First Aid, Civic Engagement, Training (FACET) is an Erasmus+ strategic partnership in adult education. The project focuses on the improvement of first aid education in partner countries. In particular, the civic value of volunteers, as first aid trainers and as first aiders, will be considered.
This will be achieved through a series of international meetings on the exchange of best practices in first aid training and, particularly, matters of volunteer management and training connected to first aid. In the second phase of the project, these best practices will be used to write a practical recommendation for training of (volunteer) trainers. There will also be a training in the form of a study visit to a training of volunteers to verify the findings in practice. In a pilot action, a train-the-trainer course will be held with the worked-out recommendations in mind. The course will further help to make the results tangible for the participating practitioners and will also support the partner countries most in need of improving their volunteer based first aid education opportunities.
The partners participating in these exchanges come from a spectrum of backgrounds with regard to the status of civil society organisations and first aid education offered by CSOs in their countries. Most partners are established providers of qualified and certified first aid in their countries. A first group of partners have enjoyed this status for many decades, a second group, particularly from Eastern Europe, have only established their position as a first aid provider within the last 25 years, as civil society and volunteering activities weren’t possible before.
Thirdly, we have a partner organisation from Macedonia. While active in volunteering for many years, they are still at the beginning of sustainably offering first aid training as part of their volunteer structures. In addition, certification systems for qualified first aid education aren’t as clearly defined and/or enforced in this region of the EU’s neighbourhood, thereby posing an obstacle for purely national establishment of volunteer-CSO-based first aid education.
As a result of this exchange of organisations with diverse national civic histories, we expect all participating partners to gain new insights into volunteer management and training in the area of first aid in general, enabling them to make their methods and practices more universal than just geared toward their national target group. We consider this a strong added value in an ever more united Europe and as a contribution to work mobility for first aid professionals.

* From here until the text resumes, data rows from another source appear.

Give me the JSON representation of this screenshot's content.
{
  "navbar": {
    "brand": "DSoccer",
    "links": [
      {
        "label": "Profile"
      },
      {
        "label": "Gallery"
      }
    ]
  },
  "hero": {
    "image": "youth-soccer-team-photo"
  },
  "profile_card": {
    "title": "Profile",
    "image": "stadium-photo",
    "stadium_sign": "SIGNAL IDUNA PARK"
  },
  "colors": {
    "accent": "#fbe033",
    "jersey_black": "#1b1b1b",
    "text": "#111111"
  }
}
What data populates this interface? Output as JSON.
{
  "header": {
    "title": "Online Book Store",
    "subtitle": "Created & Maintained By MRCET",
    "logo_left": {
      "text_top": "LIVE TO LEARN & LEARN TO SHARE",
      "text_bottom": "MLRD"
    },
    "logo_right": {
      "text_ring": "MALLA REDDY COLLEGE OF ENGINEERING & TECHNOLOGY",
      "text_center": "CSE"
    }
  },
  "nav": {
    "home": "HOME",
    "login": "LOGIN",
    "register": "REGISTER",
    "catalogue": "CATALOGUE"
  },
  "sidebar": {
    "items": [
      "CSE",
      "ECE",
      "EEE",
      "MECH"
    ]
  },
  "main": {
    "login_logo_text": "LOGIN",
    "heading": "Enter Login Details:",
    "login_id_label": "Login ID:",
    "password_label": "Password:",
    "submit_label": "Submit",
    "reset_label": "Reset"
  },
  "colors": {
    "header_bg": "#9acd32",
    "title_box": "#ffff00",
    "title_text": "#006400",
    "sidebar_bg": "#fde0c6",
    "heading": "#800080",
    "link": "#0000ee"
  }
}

We also expect our third group of partners to benefit in particular, as the project will enable them to establish or significantly improve first aid education offered by their volunteers.
The newly established course in Macedonia, as well as the improvements expected in the countries were volunteer-based first aid education is already widely available, will advance the opportunities of quality first aid education for the general populace in the partner countries.